Your instructions: Copy out each line of the listing that has the word "Paths" in it.

----

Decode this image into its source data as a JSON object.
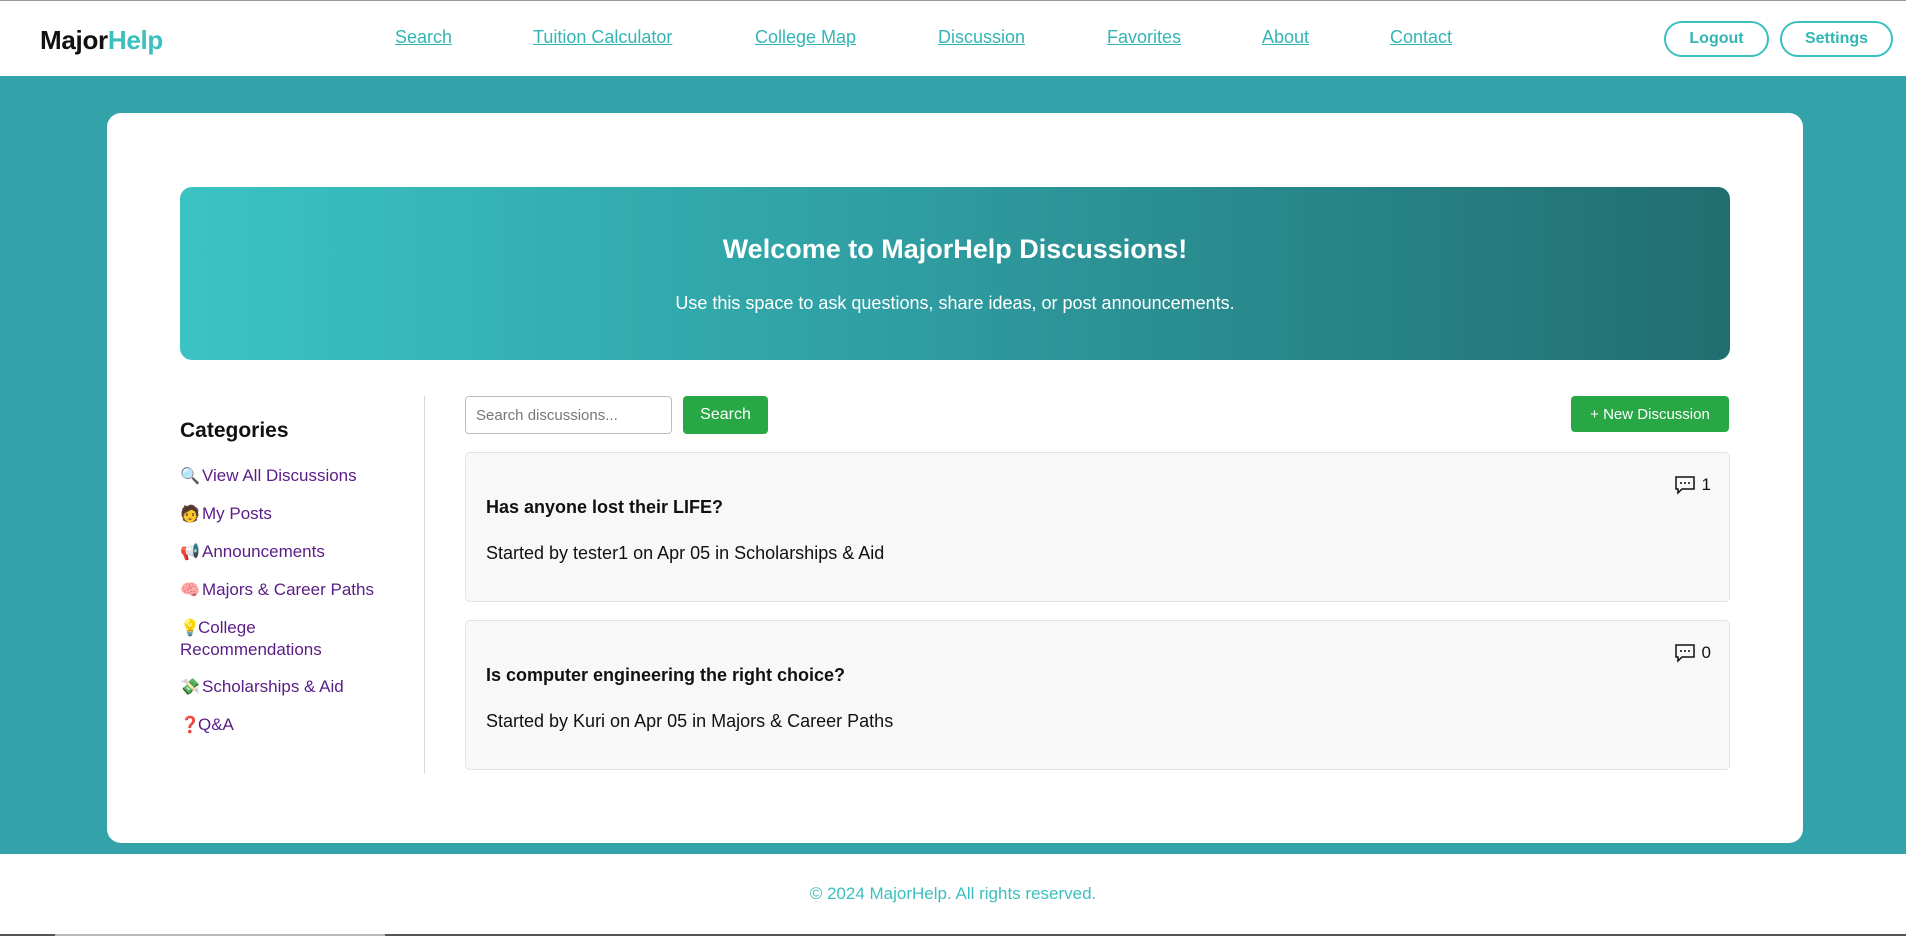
{
  "header": {
    "logo_part1": "Major",
    "logo_part2": "Help",
    "nav": [
      "Search",
      "Tuition Calculator",
      "College Map",
      "Discussion",
      "Favorites",
      "About",
      "Contact"
    ],
    "logout_label": "Logout",
    "settings_label": "Settings"
  },
  "hero": {
    "title": "Welcome to MajorHelp Discussions!",
    "subtitle": "Use this space to ask questions, share ideas, or post announcements."
  },
  "sidebar": {
    "heading": "Categories",
    "items": [
      {
        "icon": "magnifier-icon",
        "glyph": "🔍",
        "label": "View All Discussions"
      },
      {
        "icon": "person-icon",
        "glyph": "🧑",
        "label": "My Posts"
      },
      {
        "icon": "megaphone-icon",
        "glyph": "📢",
        "label": "Announcements"
      },
      {
        "icon": "brain-icon",
        "glyph": "🧠",
        "label": "Majors & Career Paths"
      },
      {
        "icon": "lightbulb-icon",
        "glyph": "💡",
        "label": "College Recommendations"
      },
      {
        "icon": "money-icon",
        "glyph": "💸",
        "label": "Scholarships & Aid"
      },
      {
        "icon": "question-icon",
        "glyph": "❓",
        "label": "Q&A"
      }
    ]
  },
  "search": {
    "placeholder": "Search discussions...",
    "button_label": "Search"
  },
  "new_discussion_label": "+ New Discussion",
  "posts": [
    {
      "title": "Has anyone lost their LIFE?",
      "meta": "Started by tester1 on Apr 05 in Scholarships & Aid",
      "comments": "1"
    },
    {
      "title": "Is computer engineering the right choice?",
      "meta": "Started by Kuri on Apr 05 in Majors & Career Paths",
      "comments": "0"
    }
  ],
  "footer": {
    "text": "© 2024 MajorHelp. All rights reserved."
  },
  "colors": {
    "accent": "#3bbfbf",
    "background": "#33a3a9",
    "button_green": "#28a745",
    "category_link": "#5a1c86"
  }
}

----

Written solution:
        "label": "Majors & Career Paths"
      "meta": "Started by Kuri on Apr 05 in Majors & Career Paths",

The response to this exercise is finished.